Data for the task |
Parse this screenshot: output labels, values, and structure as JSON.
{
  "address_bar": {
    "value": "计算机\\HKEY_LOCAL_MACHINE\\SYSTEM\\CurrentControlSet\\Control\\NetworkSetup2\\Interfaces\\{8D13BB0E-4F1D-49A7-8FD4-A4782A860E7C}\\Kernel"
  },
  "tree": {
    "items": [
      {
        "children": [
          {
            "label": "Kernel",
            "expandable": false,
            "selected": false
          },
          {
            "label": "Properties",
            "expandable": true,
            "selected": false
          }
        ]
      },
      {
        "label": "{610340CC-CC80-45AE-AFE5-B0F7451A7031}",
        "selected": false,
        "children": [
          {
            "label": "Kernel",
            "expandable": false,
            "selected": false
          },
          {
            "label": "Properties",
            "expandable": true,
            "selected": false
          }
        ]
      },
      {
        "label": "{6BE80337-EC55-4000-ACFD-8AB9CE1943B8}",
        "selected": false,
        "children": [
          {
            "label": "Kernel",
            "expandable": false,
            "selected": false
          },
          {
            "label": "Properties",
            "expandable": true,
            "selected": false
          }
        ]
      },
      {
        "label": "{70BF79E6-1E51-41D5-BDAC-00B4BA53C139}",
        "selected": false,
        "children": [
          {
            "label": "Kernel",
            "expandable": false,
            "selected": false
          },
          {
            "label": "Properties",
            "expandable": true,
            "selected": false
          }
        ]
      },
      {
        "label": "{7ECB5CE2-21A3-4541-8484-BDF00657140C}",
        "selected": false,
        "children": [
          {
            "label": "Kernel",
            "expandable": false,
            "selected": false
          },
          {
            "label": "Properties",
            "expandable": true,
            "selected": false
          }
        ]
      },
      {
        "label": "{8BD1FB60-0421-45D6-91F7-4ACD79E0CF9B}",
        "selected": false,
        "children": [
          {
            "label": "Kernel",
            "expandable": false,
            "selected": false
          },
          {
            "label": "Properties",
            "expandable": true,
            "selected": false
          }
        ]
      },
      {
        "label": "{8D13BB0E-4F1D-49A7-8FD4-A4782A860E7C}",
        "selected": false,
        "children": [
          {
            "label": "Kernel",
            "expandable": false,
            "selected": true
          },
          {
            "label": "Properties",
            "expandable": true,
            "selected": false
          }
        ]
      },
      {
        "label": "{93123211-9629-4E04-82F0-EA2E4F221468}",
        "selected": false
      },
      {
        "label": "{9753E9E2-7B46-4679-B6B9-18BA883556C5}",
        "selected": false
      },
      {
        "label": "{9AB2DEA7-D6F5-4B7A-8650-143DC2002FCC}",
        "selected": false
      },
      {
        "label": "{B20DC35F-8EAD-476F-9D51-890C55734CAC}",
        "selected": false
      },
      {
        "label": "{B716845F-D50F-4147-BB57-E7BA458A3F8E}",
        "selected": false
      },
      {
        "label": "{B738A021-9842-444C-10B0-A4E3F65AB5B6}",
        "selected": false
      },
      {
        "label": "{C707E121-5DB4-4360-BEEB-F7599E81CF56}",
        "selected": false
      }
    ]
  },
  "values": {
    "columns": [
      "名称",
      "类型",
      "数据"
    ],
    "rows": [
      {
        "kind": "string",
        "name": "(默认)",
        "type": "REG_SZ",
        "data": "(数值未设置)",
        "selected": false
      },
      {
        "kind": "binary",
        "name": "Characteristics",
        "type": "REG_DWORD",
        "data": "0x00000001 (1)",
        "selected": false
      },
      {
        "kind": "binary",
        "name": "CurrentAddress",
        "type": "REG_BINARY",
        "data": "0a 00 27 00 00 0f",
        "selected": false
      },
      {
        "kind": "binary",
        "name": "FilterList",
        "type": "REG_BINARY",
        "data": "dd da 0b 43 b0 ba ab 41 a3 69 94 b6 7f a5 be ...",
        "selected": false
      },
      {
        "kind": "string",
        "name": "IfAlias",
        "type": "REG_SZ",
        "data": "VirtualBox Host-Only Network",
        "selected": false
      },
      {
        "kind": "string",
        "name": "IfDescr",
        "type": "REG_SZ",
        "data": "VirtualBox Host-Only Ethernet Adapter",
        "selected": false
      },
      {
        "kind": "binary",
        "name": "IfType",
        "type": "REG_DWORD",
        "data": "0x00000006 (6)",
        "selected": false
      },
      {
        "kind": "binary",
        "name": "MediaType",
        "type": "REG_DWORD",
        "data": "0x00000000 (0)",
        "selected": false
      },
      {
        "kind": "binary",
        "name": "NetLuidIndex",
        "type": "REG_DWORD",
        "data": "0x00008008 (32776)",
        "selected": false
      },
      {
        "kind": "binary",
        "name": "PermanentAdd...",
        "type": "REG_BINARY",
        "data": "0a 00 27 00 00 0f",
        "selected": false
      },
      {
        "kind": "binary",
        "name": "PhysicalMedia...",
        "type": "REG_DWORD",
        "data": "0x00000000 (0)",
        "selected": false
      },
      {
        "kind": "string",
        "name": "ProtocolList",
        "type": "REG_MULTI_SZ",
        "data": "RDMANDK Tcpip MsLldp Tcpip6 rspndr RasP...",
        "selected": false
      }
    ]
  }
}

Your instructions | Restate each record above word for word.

Written answer |
Parse this screenshot: output labels, values, and structure as JSON.
{
  "address_bar": {
    "value": "计算机\\HKEY_LOCAL_MACHINE\\SYSTEM\\CurrentControlSet\\Control\\NetworkSetup2\\Interfaces\\{8D13BB0E-4F1D-49A7-8FD4-A4782A860E7C}\\Kernel"
  },
  "tree": {
    "items": [
      {
        "children": [
          {
            "label": "Kernel",
            "expandable": false,
            "selected": false
          },
          {
            "label": "Properties",
            "expandable": true,
            "selected": false
          }
        ]
      },
      {
        "label": "{610340CC-CC80-45AE-AFE5-B0F7451A7031}",
        "selected": false,
        "children": [
          {
            "label": "Kernel",
            "expandable": false,
            "selected": false
          },
          {
            "label": "Properties",
            "expandable": true,
            "selected": false
          }
        ]
      },
      {
        "label": "{6BE80337-EC55-4000-ACFD-8AB9CE1943B8}",
        "selected": false,
        "children": [
          {
            "label": "Kernel",
            "expandable": false,
            "selected": false
          },
          {
            "label": "Properties",
            "expandable": true,
            "selected": false
          }
        ]
      },
      {
        "label": "{70BF79E6-1E51-41D5-BDAC-00B4BA53C139}",
        "selected": false,
        "children": [
          {
            "label": "Kernel",
            "expandable": false,
            "selected": false
          },
          {
            "label": "Properties",
            "expandable": true,
            "selected": false
          }
        ]
      },
      {
        "label": "{7ECB5CE2-21A3-4541-8484-BDF00657140C}",
        "selected": false,
        "children": [
          {
            "label": "Kernel",
            "expandable": false,
            "selected": false
          },
          {
            "label": "Properties",
            "expandable": true,
            "selected": false
          }
        ]
      },
      {
        "label": "{8BD1FB60-0421-45D6-91F7-4ACD79E0CF9B}",
        "selected": false,
        "children": [
          {
            "label": "Kernel",
            "expandable": false,
            "selected": false
          },
          {
            "label": "Properties",
            "expandable": true,
            "selected": false
          }
        ]
      },
      {
        "label": "{8D13BB0E-4F1D-49A7-8FD4-A4782A860E7C}",
        "selected": false,
        "children": [
          {
            "label": "Kernel",
            "expandable": false,
            "selected": true
          },
          {
            "label": "Properties",
            "expandable": true,
            "selected": false
          }
        ]
      },
      {
        "label": "{93123211-9629-4E04-82F0-EA2E4F221468}",
        "selected": false
      },
      {
        "label": "{9753E9E2-7B46-4679-B6B9-18BA883556C5}",
        "selected": false
      },
      {
        "label": "{9AB2DEA7-D6F5-4B7A-8650-143DC2002FCC}",
        "selected": false
      },
      {
        "label": "{B20DC35F-8EAD-476F-9D51-890C55734CAC}",
        "selected": false
      },
      {
        "label": "{B716845F-D50F-4147-BB57-E7BA458A3F8E}",
        "selected": false
      },
      {
        "label": "{B738A021-9842-444C-10B0-A4E3F65AB5B6}",
        "selected": false
      },
      {
        "label": "{C707E121-5DB4-4360-BEEB-F7599E81CF56}",
        "selected": false
      }
    ]
  },
  "values": {
    "columns": [
      "名称",
      "类型",
      "数据"
    ],
    "rows": [
      {
        "kind": "string",
        "name": "(默认)",
        "type": "REG_SZ",
        "data": "(数值未设置)",
        "selected": false
      },
      {
        "kind": "binary",
        "name": "Characteristics",
        "type": "REG_DWORD",
        "data": "0x00000001 (1)",
        "selected": false
      },
      {
        "kind": "binary",
        "name": "CurrentAddress",
        "type": "REG_BINARY",
        "data": "0a 00 27 00 00 0f",
        "selected": false
      },
      {
        "kind": "binary",
        "name": "FilterList",
        "type": "REG_BINARY",
        "data": "dd da 0b 43 b0 ba ab 41 a3 69 94 b6 7f a5 be ...",
        "selected": false
      },
      {
        "kind": "string",
        "name": "IfAlias",
        "type": "REG_SZ",
        "data": "VirtualBox Host-Only Network",
        "selected": false
      },
      {
        "kind": "string",
        "name": "IfDescr",
        "type": "REG_SZ",
        "data": "VirtualBox Host-Only Ethernet Adapter",
        "selected": false
      },
      {
        "kind": "binary",
        "name": "IfType",
        "type": "REG_DWORD",
        "data": "0x00000006 (6)",
        "selected": false
      },
      {
        "kind": "binary",
        "name": "MediaType",
        "type": "REG_DWORD",
        "data": "0x00000000 (0)",
        "selected": false
      },
      {
        "kind": "binary",
        "name": "NetLuidIndex",
        "type": "REG_DWORD",
        "data": "0x00008008 (32776)",
        "selected": false
      },
      {
        "kind": "binary",
        "name": "PermanentAdd...",
        "type": "REG_BINARY",
        "data": "0a 00 27 00 00 0f",
        "selected": false
      },
      {
        "kind": "binary",
        "name": "PhysicalMedia...",
        "type": "REG_DWORD",
        "data": "0x00000000 (0)",
        "selected": false
      },
      {
        "kind": "string",
        "name": "ProtocolList",
        "type": "REG_MULTI_SZ",
        "data": "RDMANDK Tcpip MsLldp Tcpip6 rspndr RasP...",
        "selected": false
      }
    ]
  }
}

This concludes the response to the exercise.